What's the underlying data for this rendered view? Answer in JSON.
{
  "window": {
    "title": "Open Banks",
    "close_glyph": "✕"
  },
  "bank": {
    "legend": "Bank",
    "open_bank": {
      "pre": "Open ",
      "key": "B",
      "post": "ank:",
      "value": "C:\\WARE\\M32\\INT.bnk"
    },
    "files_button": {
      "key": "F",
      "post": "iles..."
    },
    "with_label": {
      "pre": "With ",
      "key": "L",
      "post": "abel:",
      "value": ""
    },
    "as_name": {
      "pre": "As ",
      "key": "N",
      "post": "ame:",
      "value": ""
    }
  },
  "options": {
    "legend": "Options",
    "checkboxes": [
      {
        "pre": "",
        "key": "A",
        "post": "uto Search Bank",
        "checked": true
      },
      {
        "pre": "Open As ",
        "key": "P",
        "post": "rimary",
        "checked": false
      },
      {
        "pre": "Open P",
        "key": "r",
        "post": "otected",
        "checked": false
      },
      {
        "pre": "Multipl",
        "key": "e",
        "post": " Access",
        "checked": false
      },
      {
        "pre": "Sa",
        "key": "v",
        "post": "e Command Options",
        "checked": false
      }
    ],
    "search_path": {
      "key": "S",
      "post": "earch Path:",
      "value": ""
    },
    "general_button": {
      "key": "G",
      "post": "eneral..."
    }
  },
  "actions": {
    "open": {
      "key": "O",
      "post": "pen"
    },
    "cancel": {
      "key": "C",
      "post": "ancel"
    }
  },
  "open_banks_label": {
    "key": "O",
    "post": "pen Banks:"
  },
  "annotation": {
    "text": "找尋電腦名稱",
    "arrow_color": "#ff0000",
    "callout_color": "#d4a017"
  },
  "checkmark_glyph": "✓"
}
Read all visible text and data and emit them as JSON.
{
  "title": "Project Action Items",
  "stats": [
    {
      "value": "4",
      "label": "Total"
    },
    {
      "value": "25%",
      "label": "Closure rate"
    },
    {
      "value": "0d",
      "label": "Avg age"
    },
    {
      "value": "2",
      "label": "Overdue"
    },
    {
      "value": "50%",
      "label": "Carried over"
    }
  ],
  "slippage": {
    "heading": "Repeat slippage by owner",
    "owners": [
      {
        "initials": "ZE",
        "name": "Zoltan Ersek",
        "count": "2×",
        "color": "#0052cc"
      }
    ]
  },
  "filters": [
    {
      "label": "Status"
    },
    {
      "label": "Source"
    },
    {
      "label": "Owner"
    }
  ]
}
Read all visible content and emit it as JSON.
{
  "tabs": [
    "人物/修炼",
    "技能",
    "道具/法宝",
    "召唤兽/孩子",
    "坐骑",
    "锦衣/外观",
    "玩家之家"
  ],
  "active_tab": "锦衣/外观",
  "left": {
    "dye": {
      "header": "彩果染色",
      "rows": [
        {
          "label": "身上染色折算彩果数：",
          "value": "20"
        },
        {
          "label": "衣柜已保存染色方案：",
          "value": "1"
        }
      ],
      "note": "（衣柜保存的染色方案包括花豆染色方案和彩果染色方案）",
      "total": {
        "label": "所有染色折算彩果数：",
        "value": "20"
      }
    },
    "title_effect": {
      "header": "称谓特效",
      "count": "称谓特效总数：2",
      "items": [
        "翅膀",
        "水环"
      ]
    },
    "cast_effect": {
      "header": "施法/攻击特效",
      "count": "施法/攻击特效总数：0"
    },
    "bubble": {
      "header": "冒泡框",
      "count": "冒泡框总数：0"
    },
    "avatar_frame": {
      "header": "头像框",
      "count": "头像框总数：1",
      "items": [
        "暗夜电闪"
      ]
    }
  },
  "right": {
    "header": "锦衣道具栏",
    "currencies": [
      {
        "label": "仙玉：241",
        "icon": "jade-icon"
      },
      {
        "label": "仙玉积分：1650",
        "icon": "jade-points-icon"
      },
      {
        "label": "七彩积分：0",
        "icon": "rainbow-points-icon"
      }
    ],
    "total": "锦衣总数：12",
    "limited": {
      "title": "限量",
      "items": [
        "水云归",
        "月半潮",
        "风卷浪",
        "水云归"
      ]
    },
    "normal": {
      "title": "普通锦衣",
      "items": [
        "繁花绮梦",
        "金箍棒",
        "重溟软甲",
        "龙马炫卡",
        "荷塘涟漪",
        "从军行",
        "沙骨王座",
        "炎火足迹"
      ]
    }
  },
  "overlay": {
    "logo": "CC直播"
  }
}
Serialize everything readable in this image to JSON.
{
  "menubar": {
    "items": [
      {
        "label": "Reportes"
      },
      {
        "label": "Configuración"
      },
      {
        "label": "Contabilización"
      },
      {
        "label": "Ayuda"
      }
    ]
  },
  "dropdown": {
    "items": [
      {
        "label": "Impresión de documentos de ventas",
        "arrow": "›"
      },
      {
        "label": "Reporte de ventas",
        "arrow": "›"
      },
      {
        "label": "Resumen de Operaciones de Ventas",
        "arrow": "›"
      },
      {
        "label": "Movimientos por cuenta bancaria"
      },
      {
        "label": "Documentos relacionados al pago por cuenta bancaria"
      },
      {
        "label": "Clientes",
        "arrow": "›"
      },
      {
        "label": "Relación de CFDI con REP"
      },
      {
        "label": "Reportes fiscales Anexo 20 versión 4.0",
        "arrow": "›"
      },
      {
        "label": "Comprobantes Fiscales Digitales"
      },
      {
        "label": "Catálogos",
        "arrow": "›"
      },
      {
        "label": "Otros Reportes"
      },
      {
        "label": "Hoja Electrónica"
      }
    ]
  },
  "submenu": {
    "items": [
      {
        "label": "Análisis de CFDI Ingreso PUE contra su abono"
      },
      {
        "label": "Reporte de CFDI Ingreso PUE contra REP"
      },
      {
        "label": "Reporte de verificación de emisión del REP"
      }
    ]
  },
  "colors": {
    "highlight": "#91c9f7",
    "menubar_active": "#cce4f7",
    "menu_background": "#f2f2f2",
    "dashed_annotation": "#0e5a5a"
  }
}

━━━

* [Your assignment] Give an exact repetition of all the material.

* [Response area]
What's the underlying data for this rendered view? Answer in JSON.
{
  "window": {
    "title": "Open Banks",
    "close_glyph": "✕"
  },
  "bank": {
    "legend": "Bank",
    "open_bank": {
      "pre": "Open ",
      "key": "B",
      "post": "ank:",
      "value": "C:\\WARE\\M32\\INT.bnk"
    },
    "files_button": {
      "key": "F",
      "post": "iles..."
    },
    "with_label": {
      "pre": "With ",
      "key": "L",
      "post": "abel:",
      "value": ""
    },
    "as_name": {
      "pre": "As ",
      "key": "N",
      "post": "ame:",
      "value": ""
    }
  },
  "options": {
    "legend": "Options",
    "checkboxes": [
      {
        "pre": "",
        "key": "A",
        "post": "uto Search Bank",
        "checked": true
      },
      {
        "pre": "Open As ",
        "key": "P",
        "post": "rimary",
        "checked": false
      },
      {
        "pre": "Open P",
        "key": "r",
        "post": "otected",
        "checked": false
      },
      {
        "pre": "Multipl",
        "key": "e",
        "post": " Access",
        "checked": false
      },
      {
        "pre": "Sa",
        "key": "v",
        "post": "e Command Options",
        "checked": false
      }
    ],
    "search_path": {
      "key": "S",
      "post": "earch Path:",
      "value": ""
    },
    "general_button": {
      "key": "G",
      "post": "eneral..."
    }
  },
  "actions": {
    "open": {
      "key": "O",
      "post": "pen"
    },
    "cancel": {
      "key": "C",
      "post": "ancel"
    }
  },
  "open_banks_label": {
    "key": "O",
    "post": "pen Banks:"
  },
  "annotation": {
    "text": "找尋電腦名稱",
    "arrow_color": "#ff0000",
    "callout_color": "#d4a017"
  },
  "checkmark_glyph": "✓"
}
Read all visible text and data and emit them as JSON.
{
  "title": "Project Action Items",
  "stats": [
    {
      "value": "4",
      "label": "Total"
    },
    {
      "value": "25%",
      "label": "Closure rate"
    },
    {
      "value": "0d",
      "label": "Avg age"
    },
    {
      "value": "2",
      "label": "Overdue"
    },
    {
      "value": "50%",
      "label": "Carried over"
    }
  ],
  "slippage": {
    "heading": "Repeat slippage by owner",
    "owners": [
      {
        "initials": "ZE",
        "name": "Zoltan Ersek",
        "count": "2×",
        "color": "#0052cc"
      }
    ]
  },
  "filters": [
    {
      "label": "Status"
    },
    {
      "label": "Source"
    },
    {
      "label": "Owner"
    }
  ]
}
Read all visible content and emit it as JSON.
{
  "tabs": [
    "人物/修炼",
    "技能",
    "道具/法宝",
    "召唤兽/孩子",
    "坐骑",
    "锦衣/外观",
    "玩家之家"
  ],
  "active_tab": "锦衣/外观",
  "left": {
    "dye": {
      "header": "彩果染色",
      "rows": [
        {
          "label": "身上染色折算彩果数：",
          "value": "20"
        },
        {
          "label": "衣柜已保存染色方案：",
          "value": "1"
        }
      ],
      "note": "（衣柜保存的染色方案包括花豆染色方案和彩果染色方案）",
      "total": {
        "label": "所有染色折算彩果数：",
        "value": "20"
      }
    },
    "title_effect": {
      "header": "称谓特效",
      "count": "称谓特效总数：2",
      "items": [
        "翅膀",
        "水环"
      ]
    },
    "cast_effect": {
      "header": "施法/攻击特效",
      "count": "施法/攻击特效总数：0"
    },
    "bubble": {
      "header": "冒泡框",
      "count": "冒泡框总数：0"
    },
    "avatar_frame": {
      "header": "头像框",
      "count": "头像框总数：1",
      "items": [
        "暗夜电闪"
      ]
    }
  },
  "right": {
    "header": "锦衣道具栏",
    "currencies": [
      {
        "label": "仙玉：241",
        "icon": "jade-icon"
      },
      {
        "label": "仙玉积分：1650",
        "icon": "jade-points-icon"
      },
      {
        "label": "七彩积分：0",
        "icon": "rainbow-points-icon"
      }
    ],
    "total": "锦衣总数：12",
    "limited": {
      "title": "限量",
      "items": [
        "水云归",
        "月半潮",
        "风卷浪",
        "水云归"
      ]
    },
    "normal": {
      "title": "普通锦衣",
      "items": [
        "繁花绮梦",
        "金箍棒",
        "重溟软甲",
        "龙马炫卡",
        "荷塘涟漪",
        "从军行",
        "沙骨王座",
        "炎火足迹"
      ]
    }
  },
  "overlay": {
    "logo": "CC直播"
  }
}
Serialize everything readable in this image to JSON.
{
  "menubar": {
    "items": [
      {
        "label": "Reportes"
      },
      {
        "label": "Configuración"
      },
      {
        "label": "Contabilización"
      },
      {
        "label": "Ayuda"
      }
    ]
  },
  "dropdown": {
    "items": [
      {
        "label": "Impresión de documentos de ventas",
        "arrow": "›"
      },
      {
        "label": "Reporte de ventas",
        "arrow": "›"
      },
      {
        "label": "Resumen de Operaciones de Ventas",
        "arrow": "›"
      },
      {
        "label": "Movimientos por cuenta bancaria"
      },
      {
        "label": "Documentos relacionados al pago por cuenta bancaria"
      },
      {
        "label": "Clientes",
        "arrow": "›"
      },
      {
        "label": "Relación de CFDI con REP"
      },
      {
        "label": "Reportes fiscales Anexo 20 versión 4.0",
        "arrow": "›"
      },
      {
        "label": "Comprobantes Fiscales Digitales"
      },
      {
        "label": "Catálogos",
        "arrow": "›"
      },
      {
        "label": "Otros Reportes"
      },
      {
        "label": "Hoja Electrónica"
      }
    ]
  },
  "submenu": {
    "items": [
      {
        "label": "Análisis de CFDI Ingreso PUE contra su abono"
      },
      {
        "label": "Reporte de CFDI Ingreso PUE contra REP"
      },
      {
        "label": "Reporte de verificación de emisión del REP"
      }
    ]
  },
  "colors": {
    "highlight": "#91c9f7",
    "menubar_active": "#cce4f7",
    "menu_background": "#f2f2f2",
    "dashed_annotation": "#0e5a5a"
  }
}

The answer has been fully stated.